David Lynch’s “Blue Velvet” opens with a dreamlike collage of suburban idyll and wholesome Americana. Then, a man collapses doing yard work behind his picket fence and the camera leads us underground, where writing black beetles churn beneath the manicured lawn. It’s a masterful and unsettling introduction to a film about the dark side of American life.
The collapsing man is the father of Jeffrey Beaumont (Kyle MacLachlan), a young college student who returns home to Lumberton, North Carolina, to look after his mother and mind his dad’s shop while he recovers from the incident (implied to be a stroke). Walking home from the hospital, Jeffrey finds a severed human ear in a field — a discovery that will lead him down a path to sexual sadomasochism, drugs, and violence. But also a straightforward, if somewhat unconventional, courtship with the girl next door (Laura Dern).
A lot gets said about how “Blue Velvet” depicts, as I mentioned, the seedy underbelly of suburban American idyll. And it does do that! Dennis Hopper’s Frank is a singularly terrifying presence, and Isabella Rossellini’s Dorothy offers a heartbreaking embodiment of how culture simultaneously exalts and degrades women.
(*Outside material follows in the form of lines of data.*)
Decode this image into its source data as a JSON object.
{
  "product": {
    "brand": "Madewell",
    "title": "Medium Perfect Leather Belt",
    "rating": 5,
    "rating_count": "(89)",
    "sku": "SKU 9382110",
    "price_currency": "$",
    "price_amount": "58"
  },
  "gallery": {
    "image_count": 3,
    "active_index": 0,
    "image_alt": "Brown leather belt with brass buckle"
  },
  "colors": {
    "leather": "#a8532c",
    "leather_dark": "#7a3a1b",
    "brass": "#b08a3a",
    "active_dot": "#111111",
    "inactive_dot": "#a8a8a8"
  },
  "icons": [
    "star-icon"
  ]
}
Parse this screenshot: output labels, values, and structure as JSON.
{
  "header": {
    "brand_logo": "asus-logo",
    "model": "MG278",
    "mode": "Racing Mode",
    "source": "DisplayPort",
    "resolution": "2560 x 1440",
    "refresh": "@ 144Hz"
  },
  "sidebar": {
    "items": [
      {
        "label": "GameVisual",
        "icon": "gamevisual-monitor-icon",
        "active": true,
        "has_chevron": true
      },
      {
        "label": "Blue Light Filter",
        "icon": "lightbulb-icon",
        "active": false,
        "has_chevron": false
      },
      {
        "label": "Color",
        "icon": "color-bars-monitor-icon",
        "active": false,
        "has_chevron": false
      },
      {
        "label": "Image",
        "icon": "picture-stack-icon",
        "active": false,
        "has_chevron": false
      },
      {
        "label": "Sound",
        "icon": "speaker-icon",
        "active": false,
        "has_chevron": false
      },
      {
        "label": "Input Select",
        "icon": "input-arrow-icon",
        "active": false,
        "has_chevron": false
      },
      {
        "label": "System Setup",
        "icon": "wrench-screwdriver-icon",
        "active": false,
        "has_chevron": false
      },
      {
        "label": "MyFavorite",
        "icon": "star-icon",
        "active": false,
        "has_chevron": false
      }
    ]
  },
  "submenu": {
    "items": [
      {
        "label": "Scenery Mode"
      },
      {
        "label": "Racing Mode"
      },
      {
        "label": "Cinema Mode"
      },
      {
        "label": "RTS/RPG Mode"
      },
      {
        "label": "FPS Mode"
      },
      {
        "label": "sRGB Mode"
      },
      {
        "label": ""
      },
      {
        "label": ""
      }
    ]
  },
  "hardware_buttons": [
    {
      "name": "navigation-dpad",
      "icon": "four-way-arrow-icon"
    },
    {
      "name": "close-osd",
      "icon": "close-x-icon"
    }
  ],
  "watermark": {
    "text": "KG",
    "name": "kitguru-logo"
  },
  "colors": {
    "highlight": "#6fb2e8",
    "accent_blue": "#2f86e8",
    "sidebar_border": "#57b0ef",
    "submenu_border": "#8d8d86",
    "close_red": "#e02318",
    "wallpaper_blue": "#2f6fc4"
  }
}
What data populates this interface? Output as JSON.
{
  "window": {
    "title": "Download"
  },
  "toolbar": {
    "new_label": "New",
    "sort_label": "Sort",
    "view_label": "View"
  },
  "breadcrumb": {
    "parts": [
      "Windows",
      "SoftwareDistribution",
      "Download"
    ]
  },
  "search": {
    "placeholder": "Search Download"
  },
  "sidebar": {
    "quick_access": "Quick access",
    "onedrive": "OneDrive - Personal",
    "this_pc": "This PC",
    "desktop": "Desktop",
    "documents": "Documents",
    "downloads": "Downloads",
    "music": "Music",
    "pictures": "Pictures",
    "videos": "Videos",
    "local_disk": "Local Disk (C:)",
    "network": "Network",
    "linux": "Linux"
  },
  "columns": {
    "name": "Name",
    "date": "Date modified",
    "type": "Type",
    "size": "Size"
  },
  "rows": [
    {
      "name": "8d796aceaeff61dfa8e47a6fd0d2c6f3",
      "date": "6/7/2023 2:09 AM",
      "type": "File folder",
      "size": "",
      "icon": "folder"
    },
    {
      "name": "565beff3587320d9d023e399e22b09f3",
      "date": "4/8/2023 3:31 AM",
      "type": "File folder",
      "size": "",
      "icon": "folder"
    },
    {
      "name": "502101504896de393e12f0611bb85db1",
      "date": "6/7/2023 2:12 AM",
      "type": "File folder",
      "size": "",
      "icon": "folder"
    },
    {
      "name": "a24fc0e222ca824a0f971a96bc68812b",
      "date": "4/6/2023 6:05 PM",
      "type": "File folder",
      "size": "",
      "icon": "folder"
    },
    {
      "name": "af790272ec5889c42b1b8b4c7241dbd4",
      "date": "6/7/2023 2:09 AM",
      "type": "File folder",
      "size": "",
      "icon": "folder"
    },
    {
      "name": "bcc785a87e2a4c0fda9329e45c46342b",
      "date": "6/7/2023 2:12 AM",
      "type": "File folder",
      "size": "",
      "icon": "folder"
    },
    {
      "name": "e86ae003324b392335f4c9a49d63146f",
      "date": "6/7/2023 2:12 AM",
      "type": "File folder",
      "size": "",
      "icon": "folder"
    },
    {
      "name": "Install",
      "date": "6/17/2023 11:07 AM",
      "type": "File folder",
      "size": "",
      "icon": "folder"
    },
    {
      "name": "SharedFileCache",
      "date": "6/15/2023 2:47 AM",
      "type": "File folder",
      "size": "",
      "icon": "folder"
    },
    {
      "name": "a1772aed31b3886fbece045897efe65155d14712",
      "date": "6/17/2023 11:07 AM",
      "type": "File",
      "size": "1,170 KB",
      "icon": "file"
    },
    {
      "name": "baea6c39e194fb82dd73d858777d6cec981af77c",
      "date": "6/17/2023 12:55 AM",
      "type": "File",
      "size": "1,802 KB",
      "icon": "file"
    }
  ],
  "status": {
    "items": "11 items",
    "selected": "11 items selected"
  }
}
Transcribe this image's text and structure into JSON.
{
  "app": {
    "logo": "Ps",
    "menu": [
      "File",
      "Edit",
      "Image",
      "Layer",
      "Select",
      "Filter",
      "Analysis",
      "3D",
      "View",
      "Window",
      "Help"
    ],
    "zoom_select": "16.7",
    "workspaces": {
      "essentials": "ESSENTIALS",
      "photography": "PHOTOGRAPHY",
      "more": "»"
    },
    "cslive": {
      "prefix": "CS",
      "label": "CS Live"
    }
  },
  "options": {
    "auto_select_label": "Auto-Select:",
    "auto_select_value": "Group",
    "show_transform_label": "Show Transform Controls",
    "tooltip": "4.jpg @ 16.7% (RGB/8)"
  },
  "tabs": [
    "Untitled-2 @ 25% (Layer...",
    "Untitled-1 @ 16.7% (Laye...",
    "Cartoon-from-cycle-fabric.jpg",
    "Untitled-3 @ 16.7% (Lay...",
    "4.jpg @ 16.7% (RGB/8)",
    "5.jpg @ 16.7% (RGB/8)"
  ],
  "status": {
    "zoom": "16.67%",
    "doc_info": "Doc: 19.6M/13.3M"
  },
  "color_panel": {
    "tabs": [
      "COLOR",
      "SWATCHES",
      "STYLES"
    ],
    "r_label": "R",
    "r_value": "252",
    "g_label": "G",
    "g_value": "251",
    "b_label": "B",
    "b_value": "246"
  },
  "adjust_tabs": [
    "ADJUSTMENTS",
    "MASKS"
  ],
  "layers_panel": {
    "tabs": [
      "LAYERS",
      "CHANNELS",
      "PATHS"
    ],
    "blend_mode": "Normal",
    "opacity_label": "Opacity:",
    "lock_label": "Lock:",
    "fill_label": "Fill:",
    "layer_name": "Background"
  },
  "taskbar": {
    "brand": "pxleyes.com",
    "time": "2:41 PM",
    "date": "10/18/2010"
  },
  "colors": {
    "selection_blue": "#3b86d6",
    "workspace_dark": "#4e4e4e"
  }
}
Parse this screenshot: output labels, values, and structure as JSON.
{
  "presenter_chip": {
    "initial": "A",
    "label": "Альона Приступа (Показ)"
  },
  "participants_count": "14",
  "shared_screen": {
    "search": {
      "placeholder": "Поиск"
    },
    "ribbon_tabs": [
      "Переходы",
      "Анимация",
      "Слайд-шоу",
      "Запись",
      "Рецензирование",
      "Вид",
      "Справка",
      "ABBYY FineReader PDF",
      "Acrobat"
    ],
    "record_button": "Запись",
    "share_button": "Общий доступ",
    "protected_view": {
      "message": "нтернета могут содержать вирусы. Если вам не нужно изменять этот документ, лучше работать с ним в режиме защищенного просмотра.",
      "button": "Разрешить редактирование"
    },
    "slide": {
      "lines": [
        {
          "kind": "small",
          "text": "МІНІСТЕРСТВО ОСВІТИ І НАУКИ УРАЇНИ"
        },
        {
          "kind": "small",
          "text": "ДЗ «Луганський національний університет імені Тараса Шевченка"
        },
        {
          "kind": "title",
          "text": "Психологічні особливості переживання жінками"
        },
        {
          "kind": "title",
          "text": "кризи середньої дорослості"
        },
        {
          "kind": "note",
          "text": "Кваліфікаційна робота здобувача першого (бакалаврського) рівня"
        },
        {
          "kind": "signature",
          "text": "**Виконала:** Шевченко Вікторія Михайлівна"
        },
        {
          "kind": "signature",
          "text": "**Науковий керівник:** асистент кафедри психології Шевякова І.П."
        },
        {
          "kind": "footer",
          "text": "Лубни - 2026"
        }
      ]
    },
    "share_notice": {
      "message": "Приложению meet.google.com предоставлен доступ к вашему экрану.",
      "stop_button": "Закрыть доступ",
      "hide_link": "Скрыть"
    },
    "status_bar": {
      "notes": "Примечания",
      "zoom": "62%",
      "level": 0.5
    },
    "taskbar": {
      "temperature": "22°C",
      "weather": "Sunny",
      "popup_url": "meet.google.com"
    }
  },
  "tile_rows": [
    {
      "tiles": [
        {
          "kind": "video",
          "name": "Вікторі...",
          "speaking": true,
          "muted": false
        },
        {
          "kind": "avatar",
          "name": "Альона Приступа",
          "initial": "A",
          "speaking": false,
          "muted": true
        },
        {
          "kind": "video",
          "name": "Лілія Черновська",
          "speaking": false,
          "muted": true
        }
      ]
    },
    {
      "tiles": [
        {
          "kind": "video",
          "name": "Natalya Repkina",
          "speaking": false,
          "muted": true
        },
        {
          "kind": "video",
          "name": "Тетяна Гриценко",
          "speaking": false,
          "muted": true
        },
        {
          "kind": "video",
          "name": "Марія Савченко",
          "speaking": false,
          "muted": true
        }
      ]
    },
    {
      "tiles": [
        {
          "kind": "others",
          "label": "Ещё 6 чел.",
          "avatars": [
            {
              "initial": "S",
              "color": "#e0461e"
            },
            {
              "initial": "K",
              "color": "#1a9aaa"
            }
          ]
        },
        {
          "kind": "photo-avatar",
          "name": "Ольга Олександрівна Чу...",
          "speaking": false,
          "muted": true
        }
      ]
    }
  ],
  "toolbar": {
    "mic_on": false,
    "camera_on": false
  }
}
But while the horrors of “Blue Velvet” certainly complicate the Normal Rockwell ideal of whole Americana, it doesn’t completely shatter it. On this viewing I was struck by how fundamentally hopeful it is. Despite all he sees, Jeffrey settles with the girl next door in the end. Dorothy has a happy ending. In the film’s final scene, one of the introduction’s writing black beetles is shown in the beak of a robin — a symbol of peace and love established earlier in the movie.
The darkness beneath the surface doesn’t undermine or destabilize, it sustains.